Streamline Fitness


Psychology of the retired athlete

06 November 2014 By In Blog

Sunday Brunch,channel four,chatting to Dr.Steve Peters, 21st September 2014

Dr steve Peters has worked with many high level elite athletes such as Sir Chris Hoy, Victoria Pendleton, Ronnie o'Sullivan and the England football team.

It was mentioned by Dr.Peters  that we can feel flat and clinically depressed after great achievement, not just elite sports people but professional people such as newly qualified Doctors. This is not an easy or comfortable subject for many of us to discuss as there is still stigma attached to a perceived unwell mind, particularly in this world of strong athletic role-models who we normally see at the peak of their career and we never really see at their most vulnerable. Steve talked about helping up to 20 members of the Beijing 2008 Olympic team (athletes and staff) after the Olympics who felt they had clinical depression.

I can talk from firsthand experience as an Olympic swimmer when I will admit to anyone now (maybe not 15 years ago when I retired from the sport) that I suffered depression, anxiety, sadness, almost a sense of bereavement for many years. Particularly as my life from the age of 13-30 years old was all about elite level performance in swimming and being judged by your performance in the pool both personally and by the media.

For much elite level sportspeople the transition to everyday life can be as hard as the major life changing experiences that we will all face at some time such as the loss of relationship, loss of a loved one and major change of life circumstances.

More recently Jack Green the British Olympic hurdler has talked openly about his struggles with depression both on the track whilst training and competing but also in his personal life.
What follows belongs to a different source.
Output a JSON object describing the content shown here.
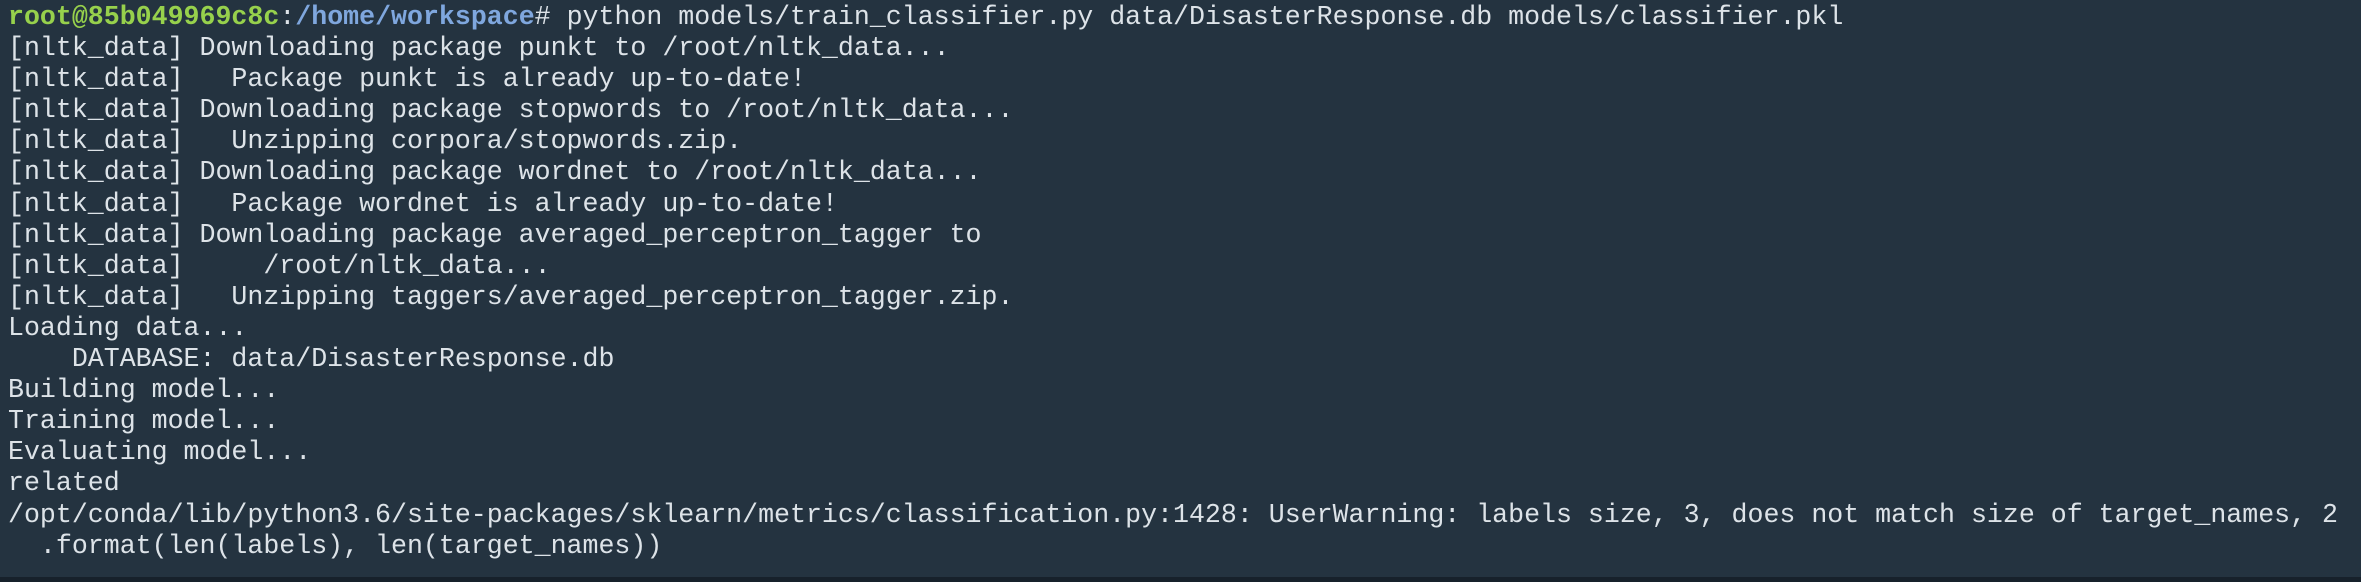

Ian Thorpe the multi Olympic medalist has been into rehab and talked about having severe bouts of depression after quitting swimming.

I have not read Dr. Steve Peters book, ' The Chimp Paradox' and it sounds a great read for not only sports people but for learning how to manage your mind in life and work.

For me my journey from a highly successful swimmer to sad lonely lost scared soul has a positive ending after 15years away from the highest most competitive environments of daily self judgement, desire for success and success at all costs.

It has been the most traumatic, impossible at times experience to find a happy contented place in my life where I have truly found the person who I was all a long before I started my sporting journey.

I really hand on heart wouldn't change the journey now for the world as I was privileged to have a very successful sporting career of which I never expected or dreamed of. I now have the self-empowered knowledge of the transition from a highly talented driven sportsperson mindset to be able to overcome the darkest place one’s mind can enter to a fairly level headed non-judgemental mind-mature individual.

I would recommend anyone now retiring from a long elite level sporting career or even business career to seek advice and help for the transition from highly charged mindset to calm mature mindset. This doesn’t mean taking that success away from you but enhancing and realising who you have been, who you are today and the amazing person you will be able to become again.

Read 5115 times Last modified on Sunday, 30 November 2014 14:37
Login to post comments

Contact us

Interested in joining a class or need a professional trainer?

Connect with us

We're on Social Networks. Follow us & get in touch.
You are here: Home Blog Psychology of the retired athlete